By Dian Brannen, 9:00 am on

As thrilling as it is to travel, summer driving is also hazardous. It’s logical to think that winter poses more risks. However, according to insurance studies, most car accidents occur between June and September. Here, Allentown senior care professionals explain a few of the reasons why caution is needed when driving during the summer.

1. More teenage drivers are on the highways.

With school out of session, more teens take to the roads. Young people lack the better judgment that comes with driving experience. Adolescents are more likely to be involved in driving accidents than any other age group, according to the Centers for Disease Control and Prevention (CDC).

2. Roads are more congested with vacationers.

Heavy traffic triggers frustration and road rage. Out of impatience, people weave between lanes, verbalize anger, and cut off other drivers. Though it’s hard to refrain from reacting, the best response is staying calm. Try to avoid confrontation, and shrug off the hostile behavior of irate drivers.

3. Tire blowouts are more prevalent.

Heat causes tire air to expand, making wheels prone to blowouts, especially if they’re worn. Tire pressure increases by one pound for every 10-degree rise in temperature. Check tire pressure every two weeks during summer, especially at times of heat waves. Refer to the recommended pressure rating in your vehicle owner’s manual or the inside panel on the driver’s door. Keep tires inflated to that pressure level.

4. Car engines overheat.

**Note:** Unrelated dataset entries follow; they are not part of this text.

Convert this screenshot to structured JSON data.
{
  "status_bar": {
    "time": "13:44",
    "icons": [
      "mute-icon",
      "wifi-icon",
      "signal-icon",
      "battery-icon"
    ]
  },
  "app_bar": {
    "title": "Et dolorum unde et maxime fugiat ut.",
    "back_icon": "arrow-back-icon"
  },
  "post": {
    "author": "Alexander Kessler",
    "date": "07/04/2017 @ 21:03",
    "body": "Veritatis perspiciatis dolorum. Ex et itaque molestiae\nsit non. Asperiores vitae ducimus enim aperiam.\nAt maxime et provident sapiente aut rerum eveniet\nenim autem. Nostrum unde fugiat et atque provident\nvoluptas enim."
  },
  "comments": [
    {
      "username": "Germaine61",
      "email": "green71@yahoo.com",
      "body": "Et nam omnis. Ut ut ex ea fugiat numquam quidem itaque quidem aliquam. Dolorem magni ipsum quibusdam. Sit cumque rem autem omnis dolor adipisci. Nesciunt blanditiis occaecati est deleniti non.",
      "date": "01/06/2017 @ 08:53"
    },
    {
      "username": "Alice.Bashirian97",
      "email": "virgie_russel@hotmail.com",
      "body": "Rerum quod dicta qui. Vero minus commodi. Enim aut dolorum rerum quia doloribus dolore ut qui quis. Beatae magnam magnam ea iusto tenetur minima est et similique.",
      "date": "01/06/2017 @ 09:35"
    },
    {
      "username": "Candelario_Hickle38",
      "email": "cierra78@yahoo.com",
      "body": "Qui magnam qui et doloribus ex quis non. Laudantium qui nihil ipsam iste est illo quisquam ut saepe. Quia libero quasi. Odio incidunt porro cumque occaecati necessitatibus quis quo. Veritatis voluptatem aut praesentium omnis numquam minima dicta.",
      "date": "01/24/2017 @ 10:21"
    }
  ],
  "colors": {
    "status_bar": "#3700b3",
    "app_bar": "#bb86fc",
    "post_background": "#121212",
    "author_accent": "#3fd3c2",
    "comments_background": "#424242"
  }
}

Common causes of engine trouble are low anti-freeze, loose hoses, and overdue car maintenance. Stash a bottle of coolant and a water jug in the trunk. If the temperature gauge approaches the danger zone, turn off the air-conditioning. This dissipates heat and relieves engine strain. Then get off the road and shut the ignition. Rather than trying to resolve the problem, call a car-savvy person for help or, if your loved one has AAA coverage, ask the agency to dispatch a technician.

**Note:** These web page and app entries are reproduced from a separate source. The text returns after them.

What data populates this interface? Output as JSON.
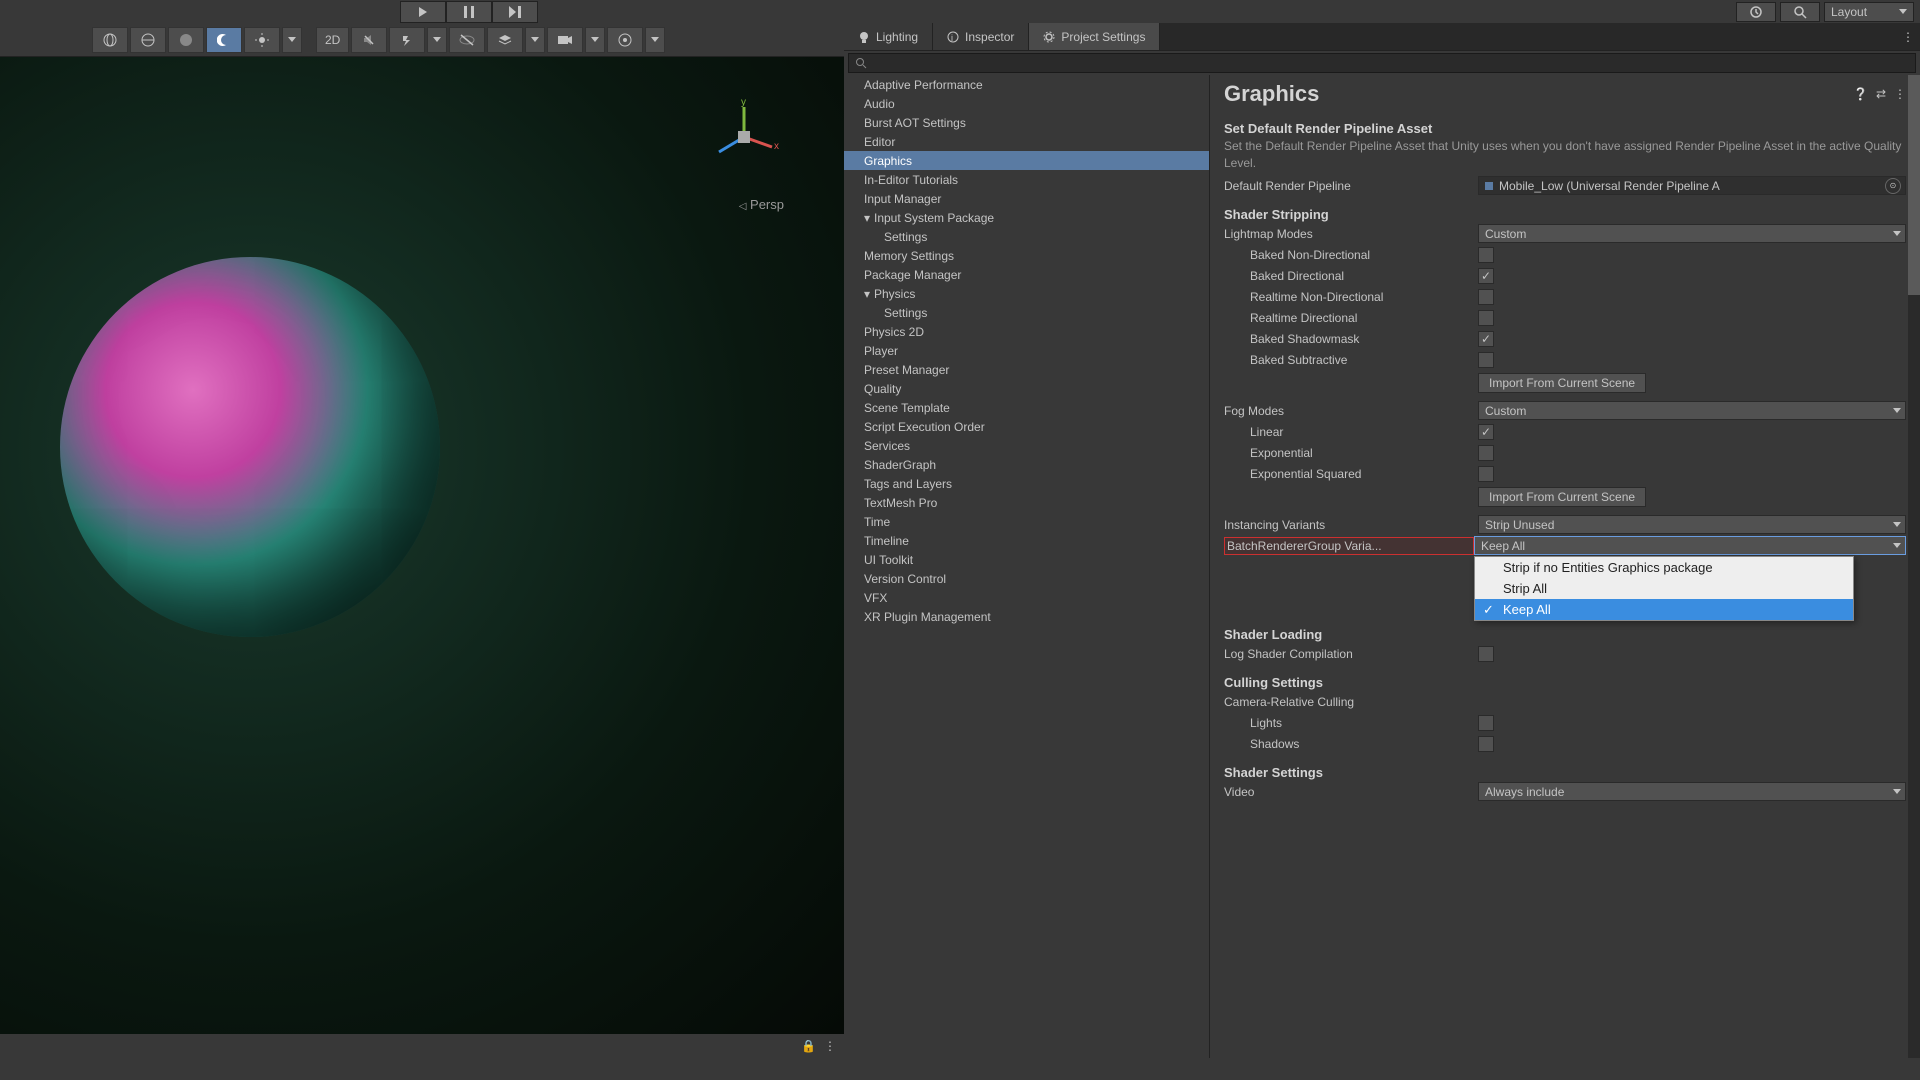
{
  "topbar": {
    "layout_label": "Layout"
  },
  "tabs": {
    "lighting": "Lighting",
    "inspector": "Inspector",
    "project_settings": "Project Settings"
  },
  "nav": {
    "items": [
      "Adaptive Performance",
      "Audio",
      "Burst AOT Settings",
      "Editor",
      "Graphics",
      "In-Editor Tutorials",
      "Input Manager",
      "Input System Package",
      "Settings",
      "Memory Settings",
      "Package Manager",
      "Physics",
      "Settings",
      "Physics 2D",
      "Player",
      "Preset Manager",
      "Quality",
      "Scene Template",
      "Script Execution Order",
      "Services",
      "ShaderGraph",
      "Tags and Layers",
      "TextMesh Pro",
      "Time",
      "Timeline",
      "UI Toolkit",
      "Version Control",
      "VFX",
      "XR Plugin Management"
    ]
  },
  "content": {
    "title": "Graphics",
    "rp_section": "Set Default Render Pipeline Asset",
    "rp_desc": "Set the Default Render Pipeline Asset that Unity uses when you don't have assigned Render Pipeline Asset in the active Quality Level.",
    "rp_label": "Default Render Pipeline",
    "rp_value": "Mobile_Low (Universal Render Pipeline A",
    "shader_stripping": "Shader Stripping",
    "lightmap_modes": "Lightmap Modes",
    "lightmap_value": "Custom",
    "baked_nondir": "Baked Non-Directional",
    "baked_dir": "Baked Directional",
    "realtime_nondir": "Realtime Non-Directional",
    "realtime_dir": "Realtime Directional",
    "baked_shadowmask": "Baked Shadowmask",
    "baked_subtractive": "Baked Subtractive",
    "import_btn": "Import From Current Scene",
    "fog_modes": "Fog Modes",
    "fog_value": "Custom",
    "linear": "Linear",
    "exponential": "Exponential",
    "exp_squared": "Exponential Squared",
    "instancing": "Instancing Variants",
    "instancing_value": "Strip Unused",
    "brg": "BatchRendererGroup Varia...",
    "brg_value": "Keep All",
    "brg_options": {
      "strip_no_entities": "Strip if no Entities Graphics package",
      "strip_all": "Strip All",
      "keep_all": "Keep All"
    },
    "shader_loading": "Shader Loading",
    "log_shader": "Log Shader Compilation",
    "culling": "Culling Settings",
    "camera_culling": "Camera-Relative Culling",
    "lights": "Lights",
    "shadows": "Shadows",
    "shader_settings": "Shader Settings",
    "video": "Video",
    "video_value": "Always include"
  },
  "scene": {
    "persp": "Persp",
    "mode_2d": "2D"
  }
}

5. Summer sun glare is blinding, increasing car accident risk.

Even sun shining from the rear of your car changes the brightness of traffic lights. Distinguishing colors is difficult, leading to mistaking a red light for green. Wear polarized sunglasses while driving. Polarized lenses are designed to reduce glare and sun intensity.

If you’re concerned about your senior loved one driving this summer, we can help. At Allentown Home Care Assistance, our caregivers are licensed, bonded, and insured and can provide safe transportation for your aging loved one whether to run errands, attend doctors’ appointments, or meet friends. Learn more about our care services, including part-time and live-in senior care in Allentown, by calling 484-350-3874 today. We look forward to hearing from you.